• **Activity**
Return every line below in which "details" appears.

Data records for software interfaces
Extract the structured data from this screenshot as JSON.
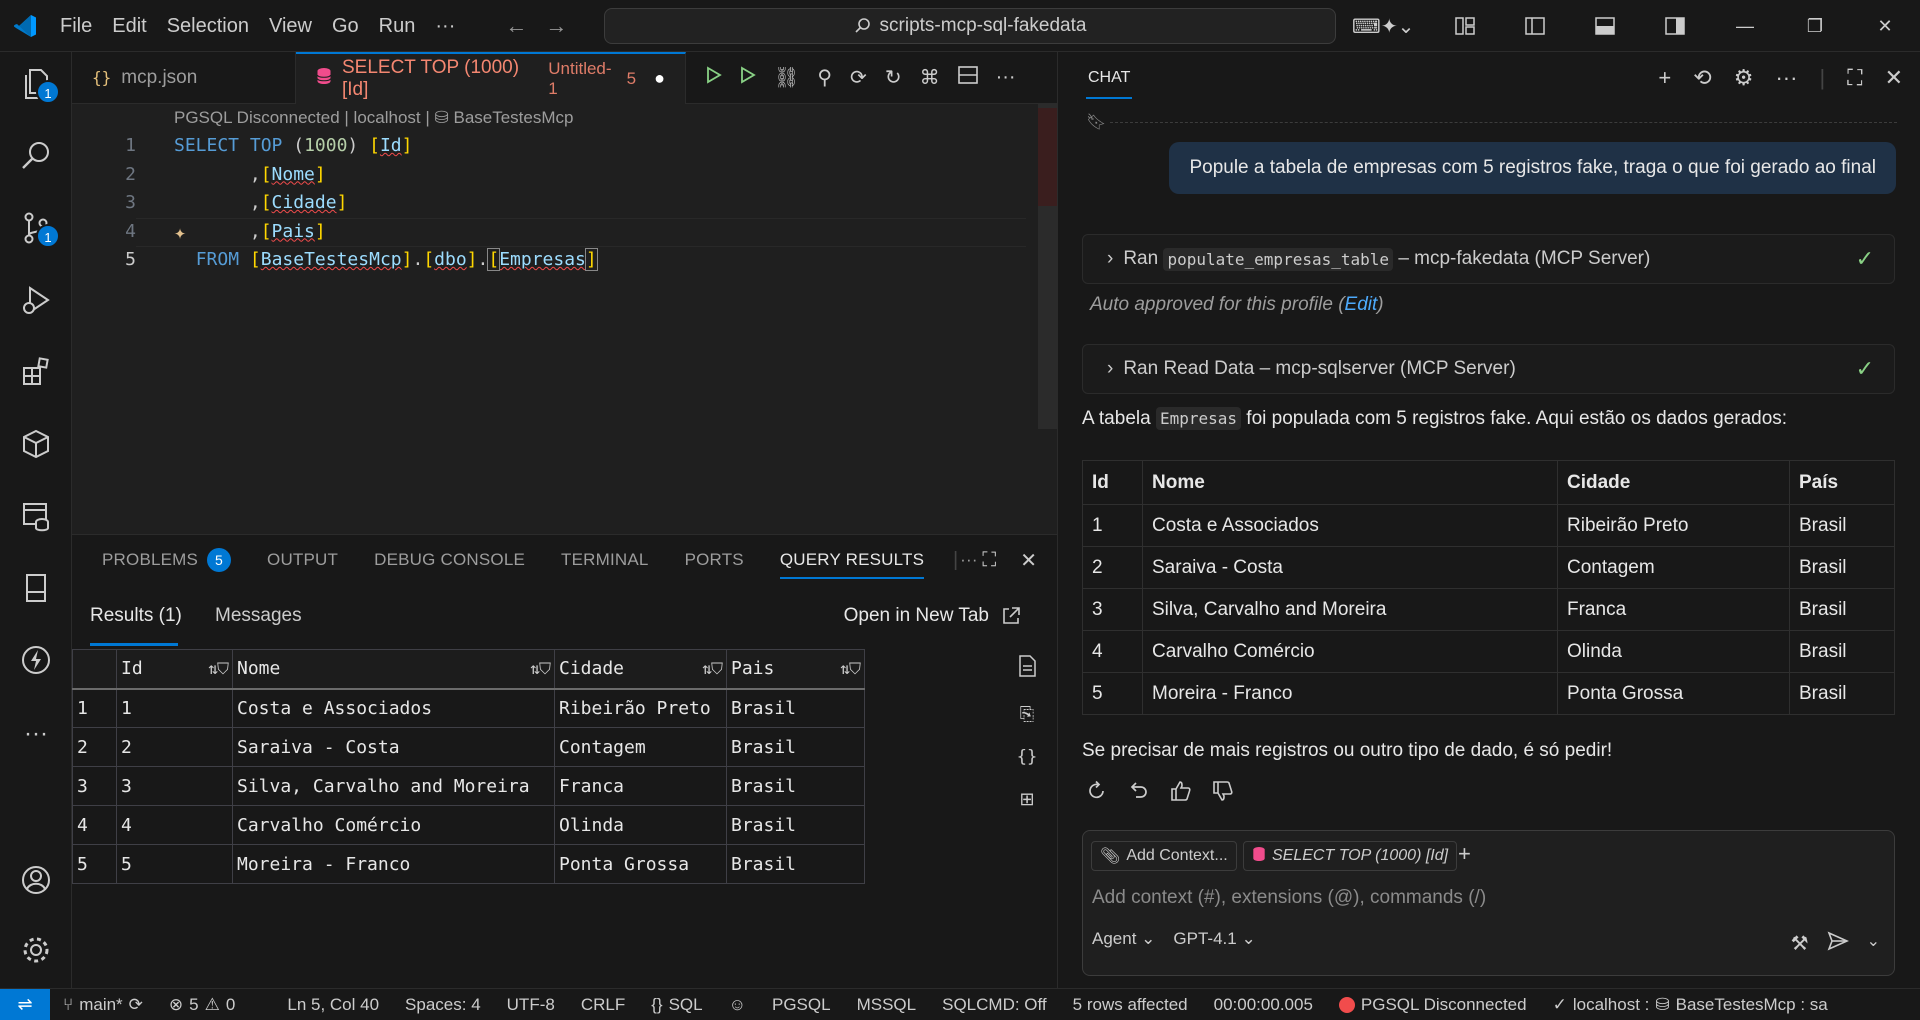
{
  "titlebar": {
    "menu": [
      "File",
      "Edit",
      "Selection",
      "View",
      "Go",
      "Run",
      "···"
    ],
    "search": "scripts-mcp-sql-fakedata"
  },
  "activity": {
    "explorer_badge": "1",
    "scm_badge": "1"
  },
  "tabs": {
    "tab1": "mcp.json",
    "tab2": "SELECT TOP (1000) [Id]",
    "tab2_suffix": "Untitled-1",
    "tab2_count": "5"
  },
  "editor": {
    "breadcrumb": "PGSQL Disconnected | localhost | ",
    "breadcrumb_db": "BaseTestesMcp",
    "line_numbers": [
      "1",
      "2",
      "3",
      "4",
      "5"
    ]
  },
  "panel": {
    "tabs": [
      "PROBLEMS",
      "OUTPUT",
      "DEBUG CONSOLE",
      "TERMINAL",
      "PORTS",
      "QUERY RESULTS"
    ],
    "problems_count": "5",
    "results_tab": "Results (1)",
    "messages_tab": "Messages",
    "open_new_tab": "Open in New Tab",
    "grid": {
      "columns": [
        "Id",
        "Nome",
        "Cidade",
        "Pais"
      ],
      "rows": [
        [
          "1",
          "1",
          "Costa e Associados",
          "Ribeirão Preto",
          "Brasil"
        ],
        [
          "2",
          "2",
          "Saraiva - Costa",
          "Contagem",
          "Brasil"
        ],
        [
          "3",
          "3",
          "Silva, Carvalho and Moreira",
          "Franca",
          "Brasil"
        ],
        [
          "4",
          "4",
          "Carvalho Comércio",
          "Olinda",
          "Brasil"
        ],
        [
          "5",
          "5",
          "Moreira - Franco",
          "Ponta Grossa",
          "Brasil"
        ]
      ]
    }
  },
  "chat": {
    "title": "CHAT",
    "user_message": "Popule a tabela de empresas com 5 registros fake, traga o que foi gerado ao final",
    "tool1_prefix": "Ran",
    "tool1_code": "populate_empresas_table",
    "tool1_suffix": "– mcp-fakedata (MCP Server)",
    "auto_approved": "Auto approved for this profile (",
    "edit_link": "Edit",
    "auto_close": ")",
    "tool2": "Ran Read Data – mcp-sqlserver (MCP Server)",
    "summary_prefix": "A tabela",
    "summary_code": "Empresas",
    "summary_suffix": "foi populada com 5 registros fake. Aqui estão os dados gerados:",
    "table": {
      "columns": [
        "Id",
        "Nome",
        "Cidade",
        "País"
      ],
      "rows": [
        [
          "1",
          "Costa e Associados",
          "Ribeirão Preto",
          "Brasil"
        ],
        [
          "2",
          "Saraiva - Costa",
          "Contagem",
          "Brasil"
        ],
        [
          "3",
          "Silva, Carvalho and Moreira",
          "Franca",
          "Brasil"
        ],
        [
          "4",
          "Carvalho Comércio",
          "Olinda",
          "Brasil"
        ],
        [
          "5",
          "Moreira - Franco",
          "Ponta Grossa",
          "Brasil"
        ]
      ]
    },
    "closing": "Se precisar de mais registros ou outro tipo de dado, é só pedir!",
    "add_context": "Add Context...",
    "context_chip": "SELECT TOP (1000) [Id]",
    "input_placeholder": "Add context (#), extensions (@), commands (/)",
    "mode": "Agent",
    "model": "GPT-4.1"
  },
  "statusbar": {
    "branch": "main*",
    "errors": "5",
    "warnings": "0",
    "position": "Ln 5, Col 40",
    "spaces": "Spaces: 4",
    "encoding": "UTF-8",
    "eol": "CRLF",
    "language": "SQL",
    "pgsql": "PGSQL",
    "mssql": "MSSQL",
    "sqlcmd": "SQLCMD: Off",
    "rows": "5 rows affected",
    "time": "00:00:00.005",
    "pg_status": "PGSQL Disconnected",
    "connection": "localhost : ",
    "connection_db": "BaseTestesMcp : sa"
  }
}
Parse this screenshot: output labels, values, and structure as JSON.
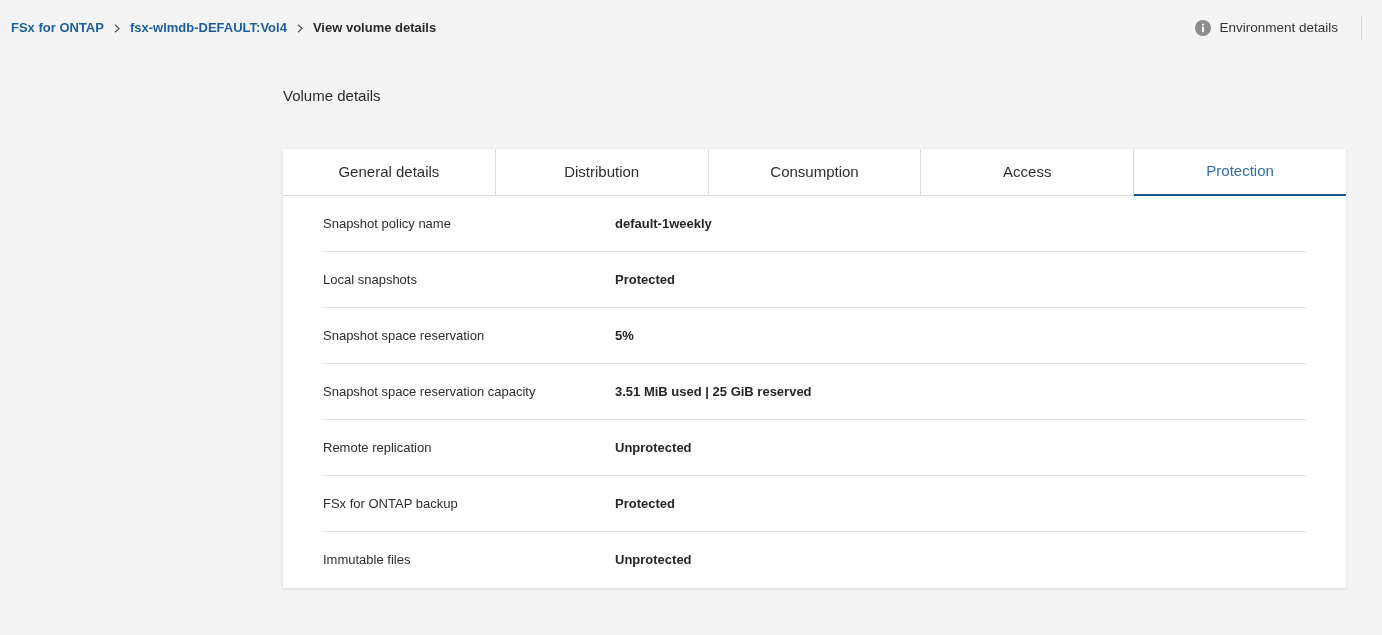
{
  "breadcrumb": [
    {
      "label": "FSx for ONTAP",
      "kind": "link"
    },
    {
      "label": "fsx-wlmdb-DEFAULT:Vol4",
      "kind": "link"
    },
    {
      "label": "View volume details",
      "kind": "current"
    }
  ],
  "header_action": {
    "label": "Environment details"
  },
  "page_title": "Volume details",
  "tabs": [
    {
      "label": "General details",
      "selected": false
    },
    {
      "label": "Distribution",
      "selected": false
    },
    {
      "label": "Consumption",
      "selected": false
    },
    {
      "label": "Access",
      "selected": false
    },
    {
      "label": "Protection",
      "selected": true
    }
  ],
  "details": [
    {
      "label": "Snapshot policy name",
      "value": "default-1weekly"
    },
    {
      "label": "Local snapshots",
      "value": "Protected"
    },
    {
      "label": "Snapshot space reservation",
      "value": "5%"
    },
    {
      "label": "Snapshot space reservation capacity",
      "value": "3.51 MiB used | 25 GiB reserved"
    },
    {
      "label": "Remote replication",
      "value": "Unprotected"
    },
    {
      "label": "FSx for ONTAP backup",
      "value": "Protected"
    },
    {
      "label": "Immutable files",
      "value": "Unprotected"
    }
  ]
}
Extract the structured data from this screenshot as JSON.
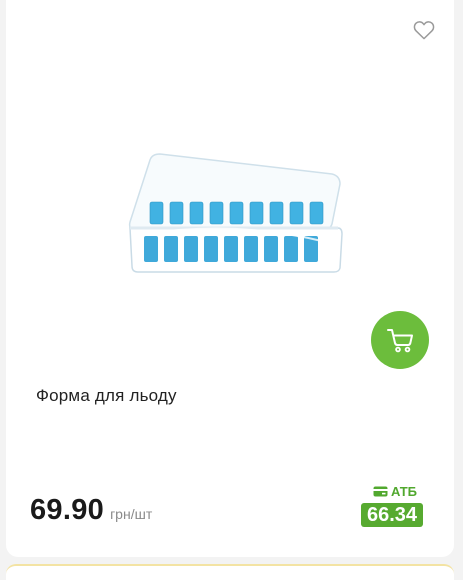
{
  "product": {
    "title": "Форма для льоду",
    "price": "69.90",
    "unit": "грн/шт",
    "loyalty_label": "АТБ",
    "discount_price": "66.34"
  },
  "icons": {
    "favorite": "heart-outline-icon",
    "cart": "shopping-cart-icon",
    "loyalty_card": "card-icon"
  },
  "colors": {
    "accent_green": "#6cbd3c",
    "discount_green": "#57aa30",
    "ice_blue": "#3fb1e0"
  }
}
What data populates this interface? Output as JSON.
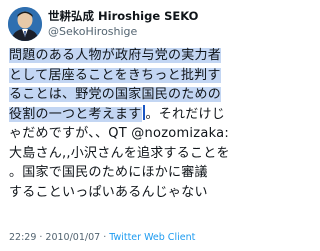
{
  "header": {
    "display_name": "世耕弘成 Hiroshige SEKO",
    "handle": "@SekoHiroshige"
  },
  "tweet": {
    "lines": [
      "問題のある人物が政府与党の実力者",
      "として居座ることをきちっと批判す",
      "ることは、野党の国家国民のための",
      "役割の一つと考えます",
      "。それだけじ",
      "ゃだめですが、、QT @nozomizaka:",
      "大島さん,,小沢さんを追求することを",
      "。国家で国民のためにほかに審議",
      "することいっぱいあるんじゃない"
    ]
  },
  "meta": {
    "time": "22:29",
    "separator": "·",
    "date": "2010/01/07",
    "client": "Twitter Web Client"
  },
  "colors": {
    "highlight": "#c3d6f3",
    "caret": "#1a56c4",
    "link": "#1d9bf0",
    "secondary_text": "#536471"
  }
}
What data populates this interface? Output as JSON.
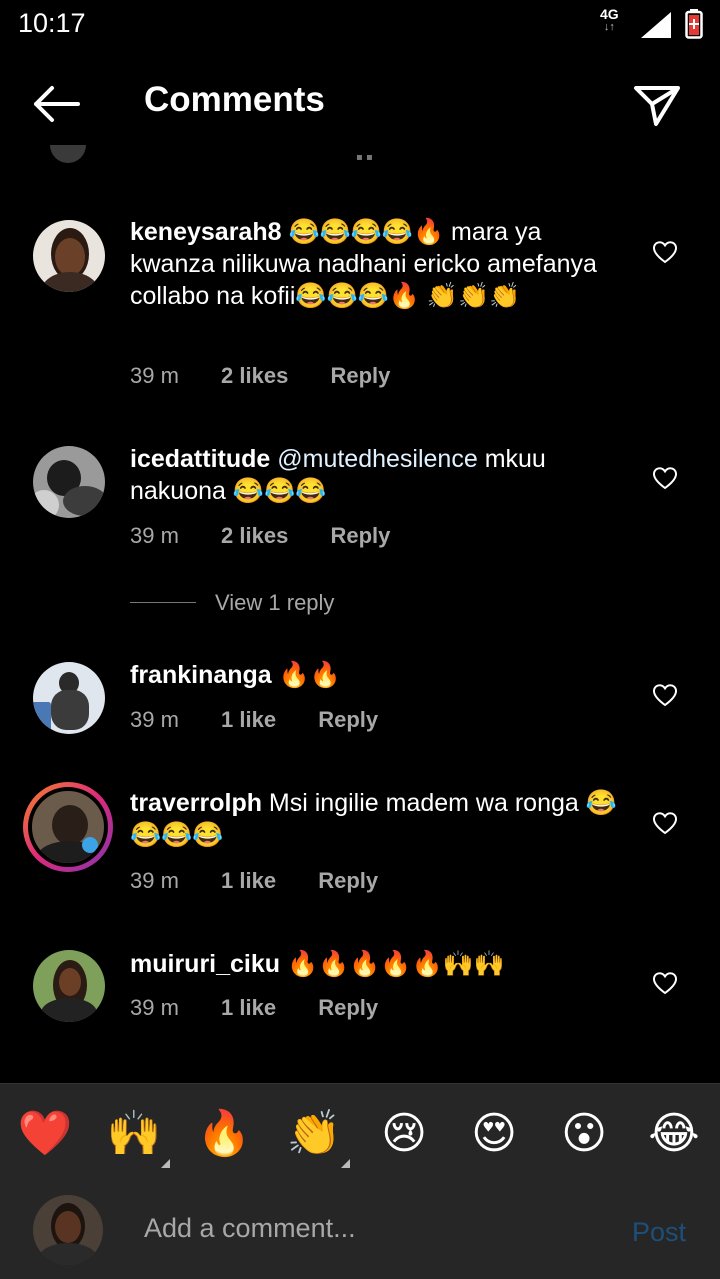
{
  "status_bar": {
    "time": "10:17",
    "network": "4G"
  },
  "header": {
    "title": "Comments"
  },
  "comments": [
    {
      "username": "keneysarah8",
      "text": " 😂😂😂😂🔥 mara ya kwanza nilikuwa nadhani ericko amefanya collabo  na kofii😂😂😂🔥 👏👏👏",
      "time": "39 m",
      "likes": "2 likes",
      "reply": "Reply"
    },
    {
      "username": "icedattitude",
      "mention": "@mutedhesilence",
      "text": " mkuu nakuona 😂😂😂",
      "time": "39 m",
      "likes": "2 likes",
      "reply": "Reply"
    },
    {
      "username": "frankinanga",
      "text": " 🔥🔥",
      "time": "39 m",
      "likes": "1 like",
      "reply": "Reply"
    },
    {
      "username": "traverrolph",
      "text": " Msi ingilie madem wa ronga 😂😂😂😂",
      "time": "39 m",
      "likes": "1 like",
      "reply": "Reply"
    },
    {
      "username": "muiruri_ciku",
      "text": " 🔥🔥🔥🔥🔥🙌🙌",
      "time": "39 m",
      "likes": "1 like",
      "reply": "Reply"
    }
  ],
  "view_replies": "View 1 reply",
  "emoji_bar": [
    "❤️",
    "🙌",
    "🔥",
    "👏",
    "😢",
    "😍",
    "😮",
    "😂"
  ],
  "input": {
    "placeholder": "Add a comment...",
    "post_label": "Post"
  },
  "colors": {
    "background": "#000000",
    "secondary_text": "#a8a8a8",
    "post_disabled": "#1c4f7a",
    "bar_bg": "#262626"
  }
}
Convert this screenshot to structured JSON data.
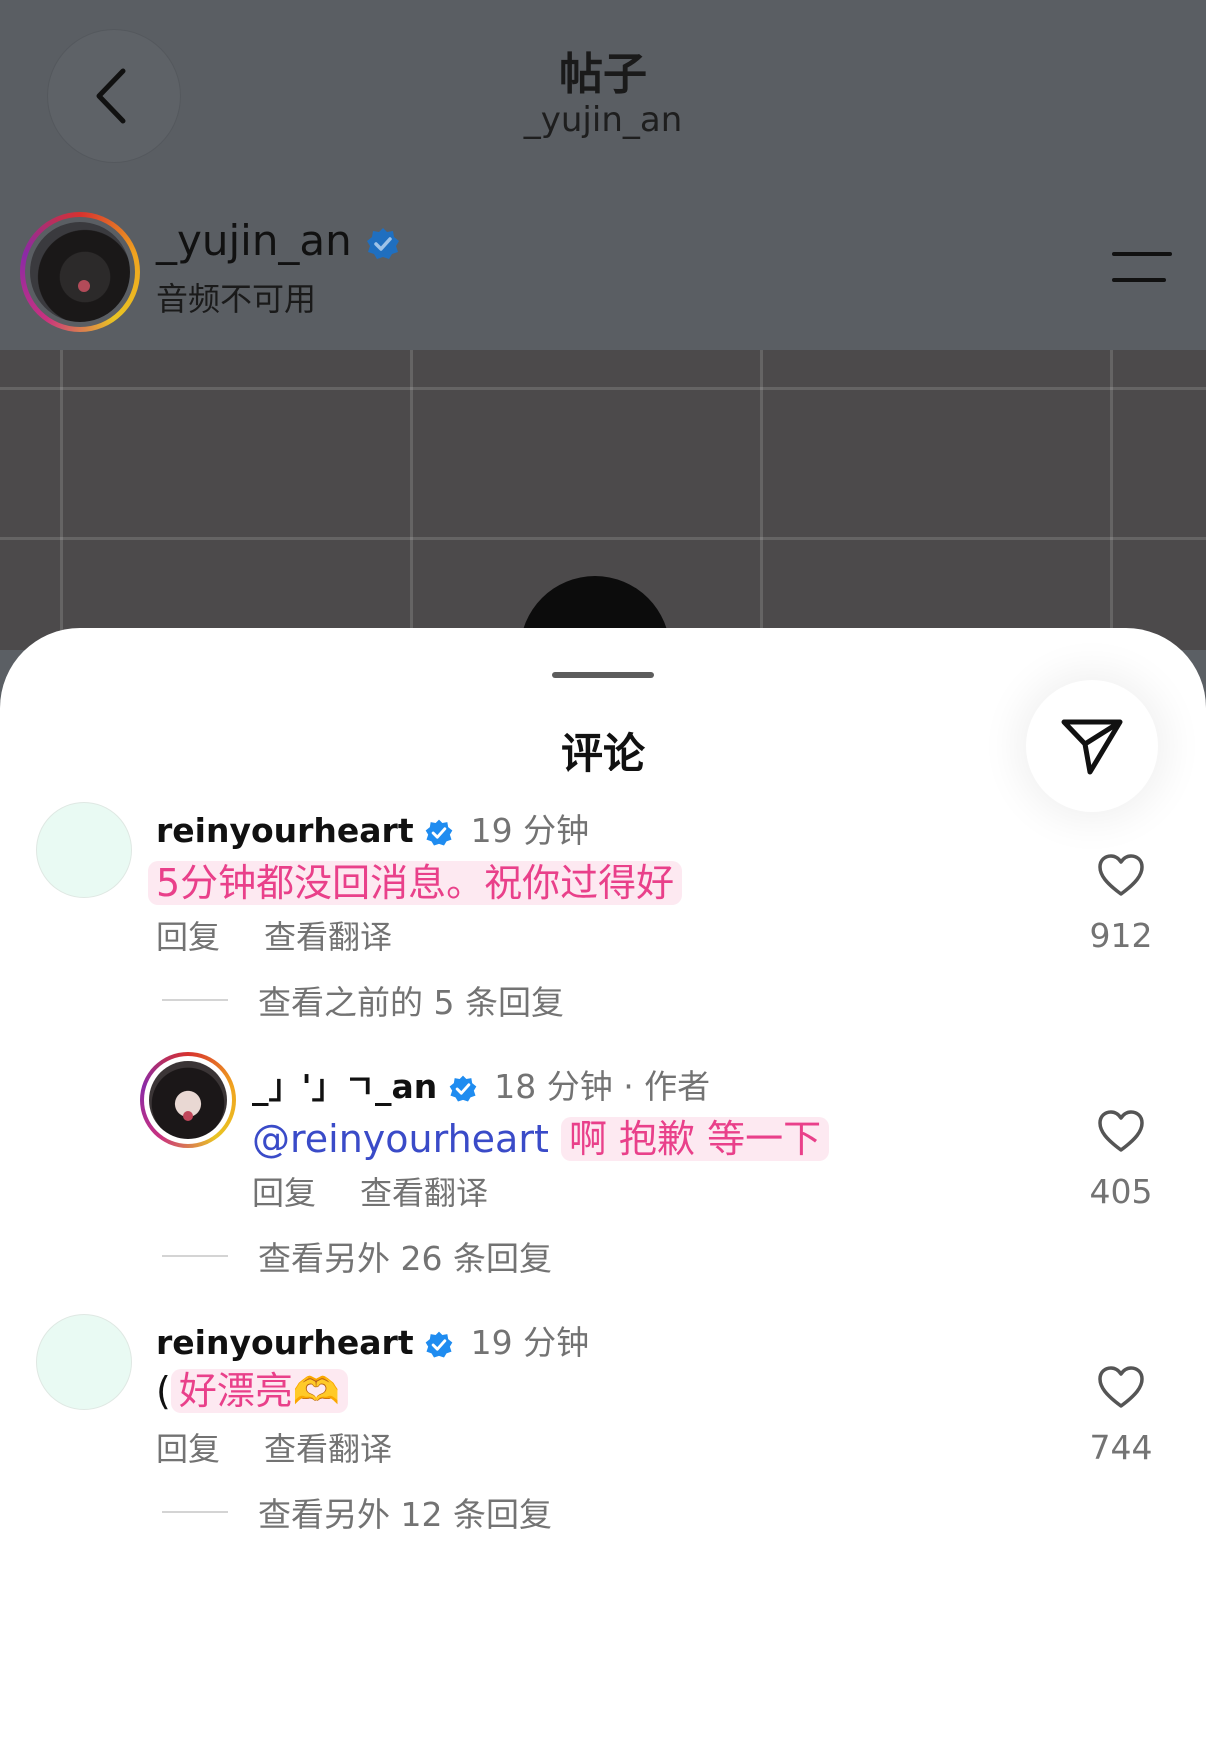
{
  "header": {
    "title": "帖子",
    "subtitle": "_yujin_an"
  },
  "post_author": {
    "username": "_yujin_an",
    "status": "音频不可用"
  },
  "comments_sheet": {
    "title": "评论",
    "comments": [
      {
        "username": "reinyourheart",
        "time": "19 分钟",
        "text": "5分钟都没回消息。祝你过得好",
        "reply_label": "回复",
        "translate_label": "查看翻译",
        "likes": "912",
        "more_replies": "查看之前的 5 条回复"
      },
      {
        "username": "_」'」ㄱ_an",
        "time": "18 分钟 · 作者",
        "mention": "@reinyourheart",
        "text": "啊 抱歉 等一下",
        "reply_label": "回复",
        "translate_label": "查看翻译",
        "likes": "405",
        "more_replies": "查看另外 26 条回复"
      },
      {
        "username": "reinyourheart",
        "time": "19 分钟",
        "text_prefix": "(",
        "text": "好漂亮🫶",
        "reply_label": "回复",
        "translate_label": "查看翻译",
        "likes": "744",
        "more_replies": "查看另外 12 条回复"
      }
    ]
  },
  "colors": {
    "highlight_bg": "#fde9f1",
    "highlight_text": "#e9408a",
    "mention": "#3a4bc8",
    "verified": "#1f8cf0",
    "secondary_text": "#737373"
  },
  "icons": [
    "chevron-left-icon",
    "verified-badge-icon",
    "menu-icon",
    "send-icon",
    "heart-icon"
  ]
}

• **Task response**
      "label": "View volume details",
    "label": "Environment details"
  "page_title": "Volume details",
      "label": "General details",
  "details": [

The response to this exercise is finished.